The influx of immigrants into America and other European countries has been on the rise and has presented a raging debate on a range of topics in these countries, top among these being the health challenges presented by immigrant families. One might wonder what would drive an individual to abandon his family and friends, childhood memories and native culture and choose to start life afresh in a foreign land, miles away from his roots. Top of their agenda is to gain better employment in developed countries as they have more opportunities for growth. The biting poverty in their native lands drives them to unimaginable heights in a bid to cross over to the developed countries. Armed conflicts and civil wars have also been cited as one of the major reasons that cause them to seek citizenship in relatively peaceful countries. So intense is their desire that these immigrants would risk anything just so as to escape the harsh economic realities in their native lands, a case in point being the more than 300 Africans who perished in the Mediterranean waters when trying to cross over to Europe (Kullgren, 2003). Those who manage to cross over to their destinations seek new citizenship and establish their families in the new lands, with new cultures and lifestyles. In the United States, 1 in every 5 children is an immigrant. 80 percent of these children are US citizens and 53 percent of these children are brought up in families that are of mixed citizenship. The current immigrant population in the United States stands at 11 million and is expected to grow with time. This immigrant population has caused strains within the US health care system with the resulting effect being native citizens crying foul that they do not receive adequate health care as a result of the congestion caused by the immigrants (Milanovic, 2013). This state of affairs posits the question; do the influx of immigrants and the strained state of health care pose an ethical dilemma within the medical fraternity?

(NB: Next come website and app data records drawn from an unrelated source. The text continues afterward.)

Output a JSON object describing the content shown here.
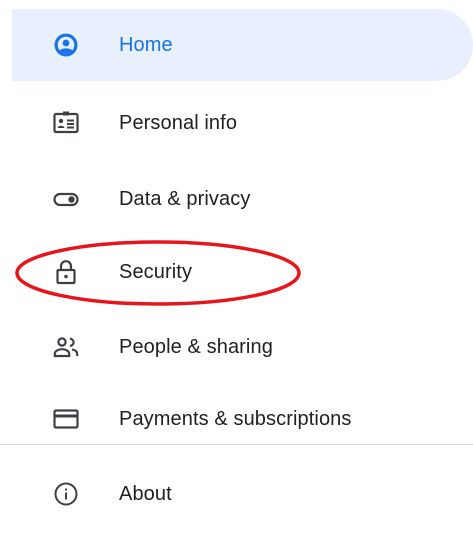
{
  "nav": {
    "items": [
      {
        "label": "Home",
        "icon": "account-circle-icon",
        "active": true
      },
      {
        "label": "Personal info",
        "icon": "id-card-icon"
      },
      {
        "label": "Data & privacy",
        "icon": "toggle-icon"
      },
      {
        "label": "Security",
        "icon": "lock-icon"
      },
      {
        "label": "People & sharing",
        "icon": "people-icon"
      },
      {
        "label": "Payments & subscriptions",
        "icon": "credit-card-icon"
      }
    ],
    "footer_items": [
      {
        "label": "About",
        "icon": "info-icon"
      }
    ]
  },
  "colors": {
    "active_bg": "#e8f0fe",
    "active_text": "#1a73e8",
    "text": "#202124",
    "icon": "#3c4043",
    "divider": "#dadce0",
    "annotation": "#e8141c"
  },
  "annotation": {
    "shape": "ellipse",
    "target": "Security"
  }
}
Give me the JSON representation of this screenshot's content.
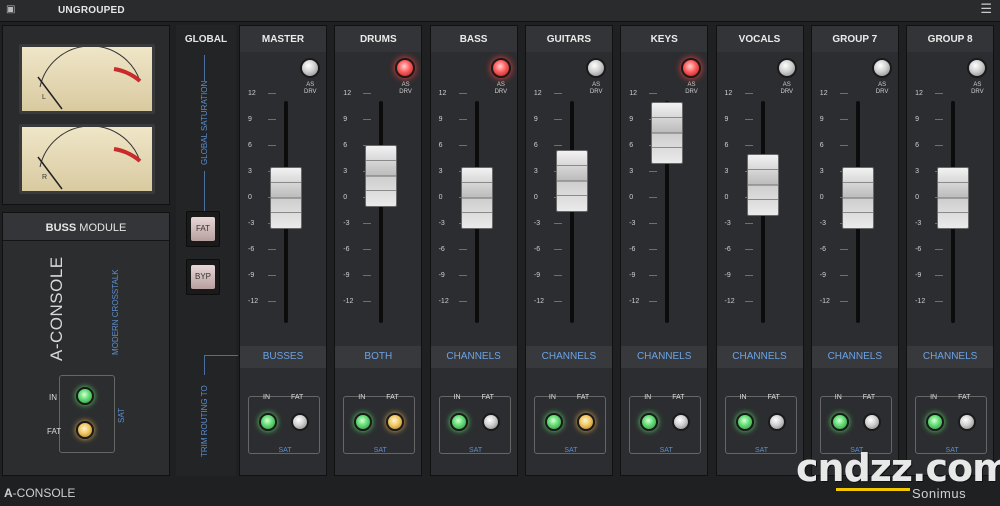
{
  "app": {
    "group_title": "UNGROUPED"
  },
  "left": {
    "vu_meters": [
      {
        "channel": "L",
        "scale": [
          "20",
          "10",
          "7",
          "5",
          "3",
          "2",
          "1",
          "0",
          "1",
          "2",
          "3"
        ]
      },
      {
        "channel": "R",
        "scale": [
          "20",
          "10",
          "7",
          "5",
          "3",
          "2",
          "1",
          "0",
          "1",
          "2",
          "3"
        ]
      }
    ],
    "buss_header_bold": "BUSS",
    "buss_header_rest": " MODULE",
    "brand_vertical": "A-CONSOLE",
    "brand_sub_vertical": "MODERN CROSSTALK",
    "in_label": "IN",
    "fat_label": "FAT",
    "sat_label": "SAT",
    "footer_brand_bold": "A",
    "footer_brand_rest": "-CONSOLE"
  },
  "global": {
    "label": "GLOBAL",
    "saturation_label": "GLOBAL SATURATION",
    "fat_button": "FAT",
    "byp_button": "BYP",
    "trim_label": "TRIM ROUTING TO"
  },
  "scale_ticks": [
    "12",
    "9",
    "6",
    "3",
    "0",
    "-3",
    "-6",
    "-9",
    "-12"
  ],
  "drive_label_1": "AS",
  "drive_label_2": "DRV",
  "in_label": "IN",
  "fat_label": "FAT",
  "sat_label": "SAT",
  "channels": [
    {
      "name": "MASTER",
      "route": "BUSSES",
      "drv": "off",
      "fat": "off",
      "fader_db": 0
    },
    {
      "name": "DRUMS",
      "route": "BOTH",
      "drv": "red",
      "fat": "amber",
      "fader_db": 2.5
    },
    {
      "name": "BASS",
      "route": "CHANNELS",
      "drv": "red",
      "fat": "off",
      "fader_db": 0
    },
    {
      "name": "GUITARS",
      "route": "CHANNELS",
      "drv": "off",
      "fat": "amber",
      "fader_db": 2
    },
    {
      "name": "KEYS",
      "route": "CHANNELS",
      "drv": "red",
      "fat": "off",
      "fader_db": 7.5
    },
    {
      "name": "VOCALS",
      "route": "CHANNELS",
      "drv": "off",
      "fat": "off",
      "fader_db": 1.5
    },
    {
      "name": "GROUP 7",
      "route": "CHANNELS",
      "drv": "off",
      "fat": "off",
      "fader_db": 0
    },
    {
      "name": "GROUP 8",
      "route": "CHANNELS",
      "drv": "off",
      "fat": "off",
      "fader_db": 0
    }
  ],
  "watermark": {
    "text": "cndzz.com",
    "brand": "Sonimus"
  }
}
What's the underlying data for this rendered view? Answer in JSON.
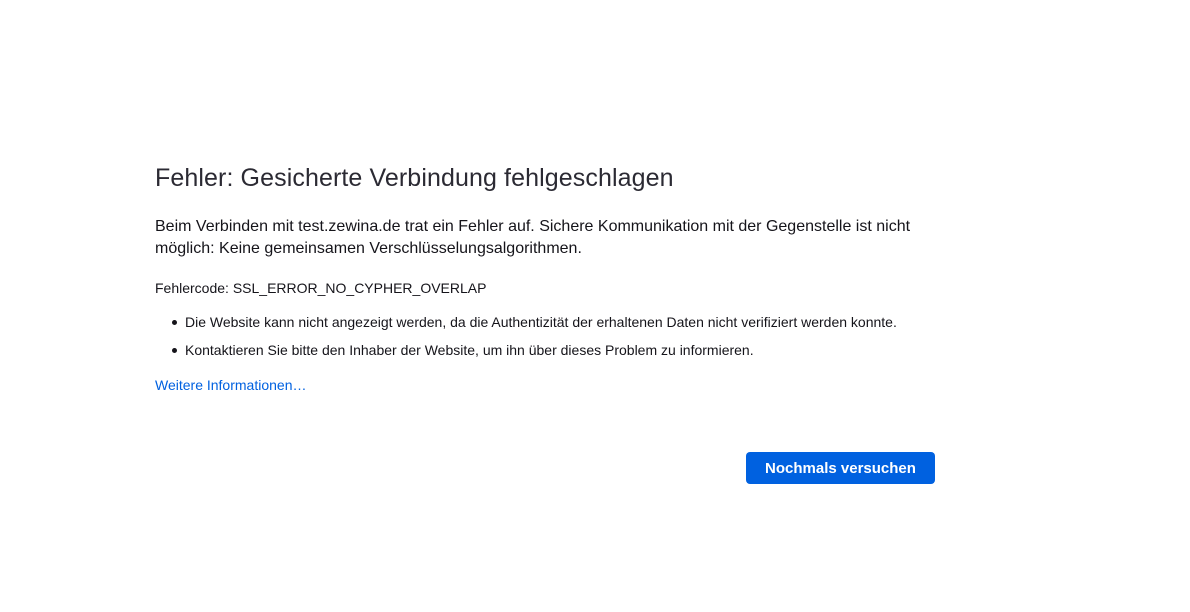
{
  "error_page": {
    "title": "Fehler: Gesicherte Verbindung fehlgeschlagen",
    "description": "Beim Verbinden mit test.zewina.de trat ein Fehler auf. Sichere Kommunikation mit der Gegenstelle ist nicht möglich: Keine gemeinsamen Verschlüsselungsalgorithmen.",
    "error_code": "Fehlercode: SSL_ERROR_NO_CYPHER_OVERLAP",
    "bullets": [
      "Die Website kann nicht angezeigt werden, da die Authentizität der erhaltenen Daten nicht verifiziert werden konnte.",
      "Kontaktieren Sie bitte den Inhaber der Website, um ihn über dieses Problem zu informieren."
    ],
    "learn_more_label": "Weitere Informationen…",
    "try_again_label": "Nochmals versuchen"
  },
  "colors": {
    "accent": "#0061e0",
    "text": "#15141a",
    "background": "#ffffff"
  }
}
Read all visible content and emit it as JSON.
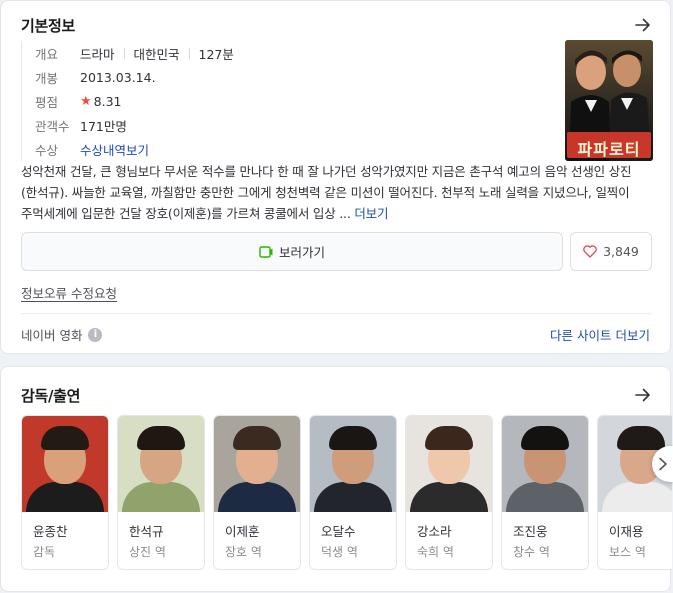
{
  "info": {
    "title": "기본정보",
    "labels": {
      "overview": "개요",
      "release": "개봉",
      "rating": "평점",
      "audience": "관객수",
      "awards": "수상"
    },
    "overview": {
      "genre": "드라마",
      "country": "대한민국",
      "runtime": "127분"
    },
    "release_date": "2013.03.14.",
    "rating_value": "8.31",
    "audience_value": "171만명",
    "awards_link": "수상내역보기",
    "poster_title": "파파로티",
    "description": "성악천재 건달, 큰 형님보다 무서운 적수를 만나다 한 때 잘 나가던 성악가였지만 지금은 촌구석 예고의 음악 선생인 상진(한석규). 싸늘한 교육열, 까칠함만 충만한 그에게 청천벽력 같은 미션이 떨어진다. 천부적 노래 실력을 지녔으나, 일찍이 주먹세계에 입문한 건달 장호(이제훈)를 가르쳐 콩쿨에서 입상 ...",
    "more_label": "더보기",
    "watch_label": "보러가기",
    "like_count": "3,849",
    "report_label": "정보오류 수정요청",
    "source_label": "네이버 영화",
    "source_info_glyph": "i",
    "other_sites_label": "다른 사이트 더보기"
  },
  "cast": {
    "title": "감독/출연",
    "people": [
      {
        "name": "윤종찬",
        "role": "감독"
      },
      {
        "name": "한석규",
        "role": "상진 역"
      },
      {
        "name": "이제훈",
        "role": "장호 역"
      },
      {
        "name": "오달수",
        "role": "덕생 역"
      },
      {
        "name": "강소라",
        "role": "숙희 역"
      },
      {
        "name": "조진웅",
        "role": "창수 역"
      },
      {
        "name": "이재용",
        "role": "보스 역"
      }
    ]
  },
  "colors": {
    "link": "#1e4ab8",
    "star": "#f04c3a",
    "watch_icon": "#2db400",
    "heart": "#e8474f"
  },
  "icons": {
    "arrow": "arrow-right-icon",
    "star": "star-icon",
    "play": "play-icon",
    "heart": "heart-icon",
    "info": "info-icon",
    "next": "chevron-right-icon"
  }
}
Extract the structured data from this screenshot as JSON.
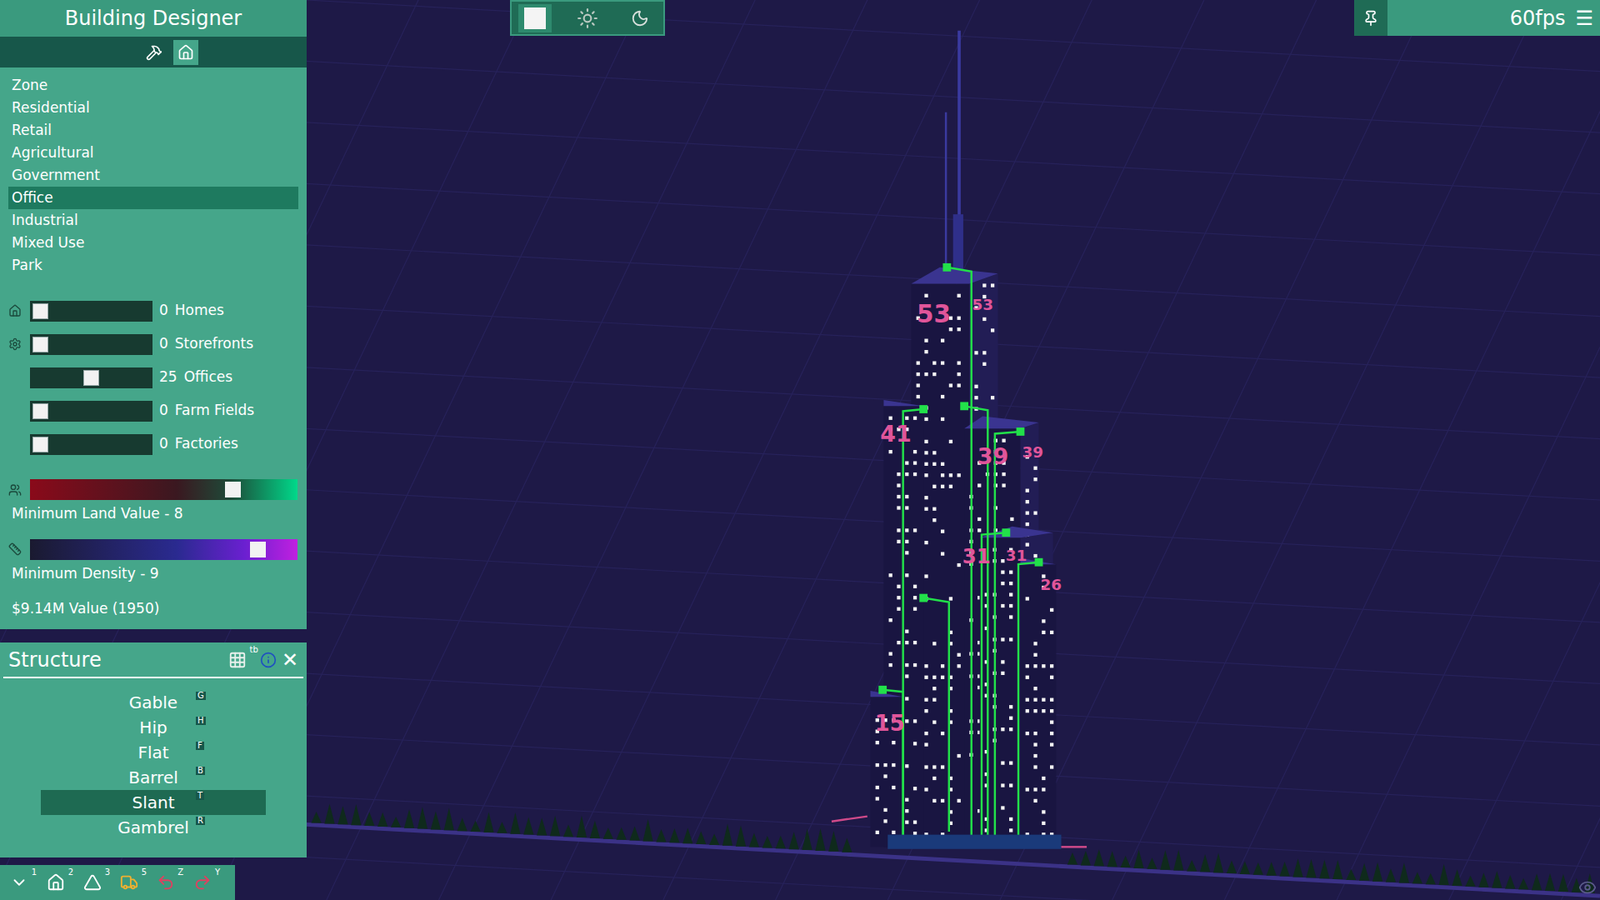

Research has shown that immigrants have numerous health challenges ranging from lack of medical insurance schemes, lack of access to emergency facilities and low incomes to cater for their medical bills. Mortality research has further shown that the longer the period of time immigrants live in the United States, the worse their diabetes, high blood pressure and rates of heart disease become. While the children of these immigrant families might have more money, their successive life spans over generations will keep diminishing. There is a widely held perception that migrating to developed countries will improve one’s standards of living. This might however not be the case with their health status. According to Milanovic (2013), a social demographer at the University of Texas, the lifestyle in the United States might not be conducive to immigrants. These immigrants quickly adopt the American eating habits and lifestyles-drinking, fast foods and smoking- which negatively affect their health status (Tavernise, 2014). These emerging health problems for immigrant families present a complication to the already difficult health debacle that immigrants find themselves entangled in. Some pieces of legislation greatly restrict the extent of services offered to undocumented immigrants. PRWORA, for instance, imposes restrictions on services offered to immigrants that are funded by federal, state or local coffers. These limitations pose ethical problems to many public health institutions tasked with the responsibility of restringing health to humanity, regardless of their immigrant status.
Luis, an immigrant from Guatemala, was involved in a car accident that left him with severe brain damage that necessitated him to stay in the hospital for more than two years. Within that period, his medical bill had rose close to $1 million. Though he was in a stable condition to be discharged, an impasse arose between the hospital and the patient’s advocates over the settlement of the outstanding bills. Luis is penniless and has no medical insurance. The hospital intends to send him back to his native country for any further medical care that might be necessary. His advocates on the other hand demand that the patient should remain in the hospital until a suitable place in the United States or Guatemala can be found that can adequately take care of his needs. This impasse presents a medical dilemma over the state of immigrants as to who is responsible for providing for their extensive medical needs when they do not have the means to cover for their medical costs. Federal laws stipulate that hospitals should provide emergency services to critically ill or severely injured patients regardless of their immigrant status (Kullgren, 2003).
It is true that immigrants are highly likely to default in clearing their medical bills. This can partly be explained by their inability to access medical insurance and their low levels of income, as a vast majority of them work on contractual basis. They are also perceived by the natives as the cause of their unemployment, presenting competition in a flooded market where jobs are scarce. Whatever the case might be, it is important that the health issues faced by immigrants and their families should be addressed, failure to which can lead to negative consequences.
Kullgren, J. (2003). Restrictions on Undocumented Immigrantsâ€™ Access to Health Services: The Public Health Implications of Welfare Reform. American Journal Of Public Health, 93(10), 1630. Retrieved from http://www.ncbi.nlm.nih.gov/pmc/articles/PMC1448024/
Milanovic, B. (2013). The Economic Causes of Migration – The Globalist. The Globalist. Retrieved 8 August 2016, from http://www.theglobalist.com/economic-causes-migration/
Tavernise, S. (2014). The Health Toll of Immigration. Nytimes.com. Retrieved 8 August 2016, from http://www.nytimes.com/2013/05/19/health/the-health-toll-of-immigration.html